◆ How to complete this task:
Give back each line of the data exactly.

BEGIN Source information

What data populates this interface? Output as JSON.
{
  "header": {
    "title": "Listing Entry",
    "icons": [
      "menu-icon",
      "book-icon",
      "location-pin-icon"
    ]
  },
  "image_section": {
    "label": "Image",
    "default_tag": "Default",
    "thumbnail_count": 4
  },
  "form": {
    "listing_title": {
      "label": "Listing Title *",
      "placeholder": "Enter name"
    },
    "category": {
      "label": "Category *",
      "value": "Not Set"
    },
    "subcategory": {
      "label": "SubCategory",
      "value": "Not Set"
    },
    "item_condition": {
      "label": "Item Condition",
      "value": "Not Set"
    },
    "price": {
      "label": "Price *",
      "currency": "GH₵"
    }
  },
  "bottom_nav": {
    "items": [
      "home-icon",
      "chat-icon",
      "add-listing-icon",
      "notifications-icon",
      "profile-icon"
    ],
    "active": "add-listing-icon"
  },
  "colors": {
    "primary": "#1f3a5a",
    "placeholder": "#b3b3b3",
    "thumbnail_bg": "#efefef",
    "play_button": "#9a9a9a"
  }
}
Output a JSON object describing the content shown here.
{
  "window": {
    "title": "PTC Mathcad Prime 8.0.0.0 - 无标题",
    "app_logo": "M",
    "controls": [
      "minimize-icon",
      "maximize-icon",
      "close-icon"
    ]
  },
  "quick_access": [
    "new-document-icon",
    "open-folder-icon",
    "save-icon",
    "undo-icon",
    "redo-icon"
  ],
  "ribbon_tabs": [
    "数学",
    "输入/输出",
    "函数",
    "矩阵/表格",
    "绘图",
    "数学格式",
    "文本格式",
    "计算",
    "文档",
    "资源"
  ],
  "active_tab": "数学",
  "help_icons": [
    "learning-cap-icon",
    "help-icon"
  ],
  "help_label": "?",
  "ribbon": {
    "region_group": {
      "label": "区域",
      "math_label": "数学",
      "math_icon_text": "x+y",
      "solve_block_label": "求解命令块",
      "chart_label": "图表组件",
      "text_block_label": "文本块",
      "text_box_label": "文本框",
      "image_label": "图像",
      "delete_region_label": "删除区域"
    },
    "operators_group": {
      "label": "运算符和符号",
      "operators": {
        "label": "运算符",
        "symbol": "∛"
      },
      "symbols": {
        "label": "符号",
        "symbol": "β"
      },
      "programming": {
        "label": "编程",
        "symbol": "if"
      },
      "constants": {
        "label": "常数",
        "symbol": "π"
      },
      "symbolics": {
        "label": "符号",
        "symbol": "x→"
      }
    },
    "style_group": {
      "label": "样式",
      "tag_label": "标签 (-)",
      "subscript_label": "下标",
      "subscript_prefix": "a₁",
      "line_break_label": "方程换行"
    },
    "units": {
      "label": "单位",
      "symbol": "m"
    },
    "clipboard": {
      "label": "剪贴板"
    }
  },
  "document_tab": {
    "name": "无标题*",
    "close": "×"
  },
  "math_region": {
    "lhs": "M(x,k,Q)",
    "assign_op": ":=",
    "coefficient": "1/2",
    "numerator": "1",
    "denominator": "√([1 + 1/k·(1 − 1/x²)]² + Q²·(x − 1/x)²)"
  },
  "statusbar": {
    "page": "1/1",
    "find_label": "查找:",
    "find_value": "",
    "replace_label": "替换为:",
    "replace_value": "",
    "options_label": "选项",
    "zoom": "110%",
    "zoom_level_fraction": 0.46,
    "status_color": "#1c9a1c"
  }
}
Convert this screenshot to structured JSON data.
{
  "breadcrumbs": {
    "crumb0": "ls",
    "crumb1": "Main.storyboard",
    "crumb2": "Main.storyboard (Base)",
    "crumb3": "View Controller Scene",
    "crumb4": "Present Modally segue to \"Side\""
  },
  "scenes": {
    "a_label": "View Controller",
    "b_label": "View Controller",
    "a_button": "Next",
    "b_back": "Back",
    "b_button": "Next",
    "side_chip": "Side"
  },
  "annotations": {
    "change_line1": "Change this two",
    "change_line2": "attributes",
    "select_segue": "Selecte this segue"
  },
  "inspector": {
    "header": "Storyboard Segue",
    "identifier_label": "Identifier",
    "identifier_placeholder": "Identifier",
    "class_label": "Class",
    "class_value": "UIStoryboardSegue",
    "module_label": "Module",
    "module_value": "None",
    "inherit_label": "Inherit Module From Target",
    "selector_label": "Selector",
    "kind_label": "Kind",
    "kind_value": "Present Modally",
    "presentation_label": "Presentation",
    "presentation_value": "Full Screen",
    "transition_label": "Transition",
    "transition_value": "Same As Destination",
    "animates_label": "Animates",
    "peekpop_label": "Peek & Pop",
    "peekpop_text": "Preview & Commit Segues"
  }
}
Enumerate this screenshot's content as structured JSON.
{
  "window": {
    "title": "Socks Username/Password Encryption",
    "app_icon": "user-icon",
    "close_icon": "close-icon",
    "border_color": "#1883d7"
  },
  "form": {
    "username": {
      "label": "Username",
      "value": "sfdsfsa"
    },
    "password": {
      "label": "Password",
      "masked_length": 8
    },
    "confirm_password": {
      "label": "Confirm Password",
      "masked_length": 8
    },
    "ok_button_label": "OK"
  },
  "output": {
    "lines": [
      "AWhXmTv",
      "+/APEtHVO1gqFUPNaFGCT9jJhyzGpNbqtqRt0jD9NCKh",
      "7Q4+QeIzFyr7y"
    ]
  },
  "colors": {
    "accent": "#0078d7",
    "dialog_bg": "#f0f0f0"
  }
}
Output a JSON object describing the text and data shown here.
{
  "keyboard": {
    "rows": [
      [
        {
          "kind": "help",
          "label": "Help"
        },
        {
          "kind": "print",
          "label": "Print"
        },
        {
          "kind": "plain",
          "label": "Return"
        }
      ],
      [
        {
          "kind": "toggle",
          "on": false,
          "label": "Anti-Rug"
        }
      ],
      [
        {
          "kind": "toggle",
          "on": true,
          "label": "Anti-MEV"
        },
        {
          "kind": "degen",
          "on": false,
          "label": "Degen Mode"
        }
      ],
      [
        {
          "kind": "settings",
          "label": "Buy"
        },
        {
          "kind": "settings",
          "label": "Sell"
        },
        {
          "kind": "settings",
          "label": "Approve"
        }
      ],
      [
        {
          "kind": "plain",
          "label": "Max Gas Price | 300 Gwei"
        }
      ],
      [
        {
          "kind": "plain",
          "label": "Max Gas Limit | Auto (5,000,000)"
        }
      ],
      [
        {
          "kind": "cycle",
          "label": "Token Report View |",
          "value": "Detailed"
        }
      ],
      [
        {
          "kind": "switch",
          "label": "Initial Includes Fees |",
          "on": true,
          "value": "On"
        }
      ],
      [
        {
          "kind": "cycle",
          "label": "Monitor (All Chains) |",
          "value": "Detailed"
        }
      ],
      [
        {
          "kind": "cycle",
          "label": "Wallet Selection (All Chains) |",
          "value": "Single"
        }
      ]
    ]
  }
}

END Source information

◆ Written response:
What data populates this interface? Output as JSON.
{
  "header": {
    "title": "Listing Entry",
    "icons": [
      "menu-icon",
      "book-icon",
      "location-pin-icon"
    ]
  },
  "image_section": {
    "label": "Image",
    "default_tag": "Default",
    "thumbnail_count": 4
  },
  "form": {
    "listing_title": {
      "label": "Listing Title *",
      "placeholder": "Enter name"
    },
    "category": {
      "label": "Category *",
      "value": "Not Set"
    },
    "subcategory": {
      "label": "SubCategory",
      "value": "Not Set"
    },
    "item_condition": {
      "label": "Item Condition",
      "value": "Not Set"
    },
    "price": {
      "label": "Price *",
      "currency": "GH₵"
    }
  },
  "bottom_nav": {
    "items": [
      "home-icon",
      "chat-icon",
      "add-listing-icon",
      "notifications-icon",
      "profile-icon"
    ],
    "active": "add-listing-icon"
  },
  "colors": {
    "primary": "#1f3a5a",
    "placeholder": "#b3b3b3",
    "thumbnail_bg": "#efefef",
    "play_button": "#9a9a9a"
  }
}
Output a JSON object describing the content shown here.
{
  "window": {
    "title": "PTC Mathcad Prime 8.0.0.0 - 无标题",
    "app_logo": "M",
    "controls": [
      "minimize-icon",
      "maximize-icon",
      "close-icon"
    ]
  },
  "quick_access": [
    "new-document-icon",
    "open-folder-icon",
    "save-icon",
    "undo-icon",
    "redo-icon"
  ],
  "ribbon_tabs": [
    "数学",
    "输入/输出",
    "函数",
    "矩阵/表格",
    "绘图",
    "数学格式",
    "文本格式",
    "计算",
    "文档",
    "资源"
  ],
  "active_tab": "数学",
  "help_icons": [
    "learning-cap-icon",
    "help-icon"
  ],
  "help_label": "?",
  "ribbon": {
    "region_group": {
      "label": "区域",
      "math_label": "数学",
      "math_icon_text": "x+y",
      "solve_block_label": "求解命令块",
      "chart_label": "图表组件",
      "text_block_label": "文本块",
      "text_box_label": "文本框",
      "image_label": "图像",
      "delete_region_label": "删除区域"
    },
    "operators_group": {
      "label": "运算符和符号",
      "operators": {
        "label": "运算符",
        "symbol": "∛"
      },
      "symbols": {
        "label": "符号",
        "symbol": "β"
      },
      "programming": {
        "label": "编程",
        "symbol": "if"
      },
      "constants": {
        "label": "常数",
        "symbol": "π"
      },
      "symbolics": {
        "label": "符号",
        "symbol": "x→"
      }
    },
    "style_group": {
      "label": "样式",
      "tag_label": "标签 (-)",
      "subscript_label": "下标",
      "subscript_prefix": "a₁",
      "line_break_label": "方程换行"
    },
    "units": {
      "label": "单位",
      "symbol": "m"
    },
    "clipboard": {
      "label": "剪贴板"
    }
  },
  "document_tab": {
    "name": "无标题*",
    "close": "×"
  },
  "math_region": {
    "lhs": "M(x,k,Q)",
    "assign_op": ":=",
    "coefficient": "1/2",
    "numerator": "1",
    "denominator": "√([1 + 1/k·(1 − 1/x²)]² + Q²·(x − 1/x)²)"
  },
  "statusbar": {
    "page": "1/1",
    "find_label": "查找:",
    "find_value": "",
    "replace_label": "替换为:",
    "replace_value": "",
    "options_label": "选项",
    "zoom": "110%",
    "zoom_level_fraction": 0.46,
    "status_color": "#1c9a1c"
  }
}
Convert this screenshot to structured JSON data.
{
  "breadcrumbs": {
    "crumb0": "ls",
    "crumb1": "Main.storyboard",
    "crumb2": "Main.storyboard (Base)",
    "crumb3": "View Controller Scene",
    "crumb4": "Present Modally segue to \"Side\""
  },
  "scenes": {
    "a_label": "View Controller",
    "b_label": "View Controller",
    "a_button": "Next",
    "b_back": "Back",
    "b_button": "Next",
    "side_chip": "Side"
  },
  "annotations": {
    "change_line1": "Change this two",
    "change_line2": "attributes",
    "select_segue": "Selecte this segue"
  },
  "inspector": {
    "header": "Storyboard Segue",
    "identifier_label": "Identifier",
    "identifier_placeholder": "Identifier",
    "class_label": "Class",
    "class_value": "UIStoryboardSegue",
    "module_label": "Module",
    "module_value": "None",
    "inherit_label": "Inherit Module From Target",
    "selector_label": "Selector",
    "kind_label": "Kind",
    "kind_value": "Present Modally",
    "presentation_label": "Presentation",
    "presentation_value": "Full Screen",
    "transition_label": "Transition",
    "transition_value": "Same As Destination",
    "animates_label": "Animates",
    "peekpop_label": "Peek & Pop",
    "peekpop_text": "Preview & Commit Segues"
  }
}
Enumerate this screenshot's content as structured JSON.
{
  "window": {
    "title": "Socks Username/Password Encryption",
    "app_icon": "user-icon",
    "close_icon": "close-icon",
    "border_color": "#1883d7"
  },
  "form": {
    "username": {
      "label": "Username",
      "value": "sfdsfsa"
    },
    "password": {
      "label": "Password",
      "masked_length": 8
    },
    "confirm_password": {
      "label": "Confirm Password",
      "masked_length": 8
    },
    "ok_button_label": "OK"
  },
  "output": {
    "lines": [
      "AWhXmTv",
      "+/APEtHVO1gqFUPNaFGCT9jJhyzGpNbqtqRt0jD9NCKh",
      "7Q4+QeIzFyr7y"
    ]
  },
  "colors": {
    "accent": "#0078d7",
    "dialog_bg": "#f0f0f0"
  }
}
Output a JSON object describing the text and data shown here.
{
  "keyboard": {
    "rows": [
      [
        {
          "kind": "help",
          "label": "Help"
        },
        {
          "kind": "print",
          "label": "Print"
        },
        {
          "kind": "plain",
          "label": "Return"
        }
      ],
      [
        {
          "kind": "toggle",
          "on": false,
          "label": "Anti-Rug"
        }
      ],
      [
        {
          "kind": "toggle",
          "on": true,
          "label": "Anti-MEV"
        },
        {
          "kind": "degen",
          "on": false,
          "label": "Degen Mode"
        }
      ],
      [
        {
          "kind": "settings",
          "label": "Buy"
        },
        {
          "kind": "settings",
          "label": "Sell"
        },
        {
          "kind": "settings",
          "label": "Approve"
        }
      ],
      [
        {
          "kind": "plain",
          "label": "Max Gas Price | 300 Gwei"
        }
      ],
      [
        {
          "kind": "plain",
          "label": "Max Gas Limit | Auto (5,000,000)"
        }
      ],
      [
        {
          "kind": "cycle",
          "label": "Token Report View |",
          "value": "Detailed"
        }
      ],
      [
        {
          "kind": "switch",
          "label": "Initial Includes Fees |",
          "on": true,
          "value": "On"
        }
      ],
      [
        {
          "kind": "cycle",
          "label": "Monitor (All Chains) |",
          "value": "Detailed"
        }
      ],
      [
        {
          "kind": "cycle",
          "label": "Wallet Selection (All Chains) |",
          "value": "Single"
        }
      ]
    ]
  }
}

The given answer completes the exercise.